Have you ever considered that there is more in your gut than your latest meal?
The gut and brain may appear unconnected, each having different functions, but there’s a distinct correlation. What’s more, recent studies show that your brain affects your gut health and your gut may even affect your brain health.
The human gut contains over 500 million neurons—it’s practically a brain unto itself. These neurons are connected to your brain through nerves in your nervous system.
The communication system between your gut and brain is called the gut-brain axis.
Your gut and brain are also connected through chemicals called neurotransmitters. Interestingly, many of these neurotransmitters are also produced by your gut cells and the trillions of microbes living there. A large proportion of serotonin, for example, is produced in the gut.
A few groups of foods are specifically beneficial for the gut-brain axis.

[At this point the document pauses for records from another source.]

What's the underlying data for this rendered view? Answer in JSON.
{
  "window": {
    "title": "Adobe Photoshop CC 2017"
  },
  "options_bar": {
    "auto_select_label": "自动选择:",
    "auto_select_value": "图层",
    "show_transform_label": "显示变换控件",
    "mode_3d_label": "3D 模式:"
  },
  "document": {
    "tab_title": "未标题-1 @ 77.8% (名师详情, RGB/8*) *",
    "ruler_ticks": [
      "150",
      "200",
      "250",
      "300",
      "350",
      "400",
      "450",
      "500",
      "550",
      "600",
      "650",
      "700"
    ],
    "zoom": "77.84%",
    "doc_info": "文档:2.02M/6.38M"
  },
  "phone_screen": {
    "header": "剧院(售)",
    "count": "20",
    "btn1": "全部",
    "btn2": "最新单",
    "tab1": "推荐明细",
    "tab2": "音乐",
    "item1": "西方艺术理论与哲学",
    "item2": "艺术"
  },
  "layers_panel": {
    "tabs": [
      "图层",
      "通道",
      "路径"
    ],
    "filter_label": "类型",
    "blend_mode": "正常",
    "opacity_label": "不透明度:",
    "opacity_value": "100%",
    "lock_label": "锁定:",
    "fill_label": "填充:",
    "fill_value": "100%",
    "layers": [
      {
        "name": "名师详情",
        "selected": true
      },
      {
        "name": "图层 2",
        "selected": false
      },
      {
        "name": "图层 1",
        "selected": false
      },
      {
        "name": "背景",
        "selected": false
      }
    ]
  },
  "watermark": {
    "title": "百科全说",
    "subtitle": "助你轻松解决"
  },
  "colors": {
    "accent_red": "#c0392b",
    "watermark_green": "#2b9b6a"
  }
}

Here are some of the most important ones:
Omega-3 fats: These are found in oily fish and also in high quantities in the human brain. Studies in humans and animals show that omega-3s can increase good bacteria in the gut and reduce risk of brain disorders.
Fermented foods: Yogurt, kefir, sauerkraut and cheese all contain healthy microbes such as lactic acid bacteria. Fermented foods have been shown to alter brain activity.
High-fiber foods: Whole grains, nuts, seeds, fruits and vegetables all contain prebiotic fibers that are good for your gut bacteria.
Polyphenol-rich foods: Cocoa, green tea, olive oil and coffee all contain polyphenols, which are plant chemicals that are digested by your gut bacteria. Polyphenols increase healthy gut bacteria and may improve cognition.
Tryptophan-rich foods: Tryptophan is an amino acid that is converted into the neurotransmitter serotonin. Foods that are high in tryptophan include turkey, eggs and cheese.
Understanding the link between the digestive tract and the brain is important to promoting optimal gut and mental wellbeing. Remember a healthy gut equals a healthy brain.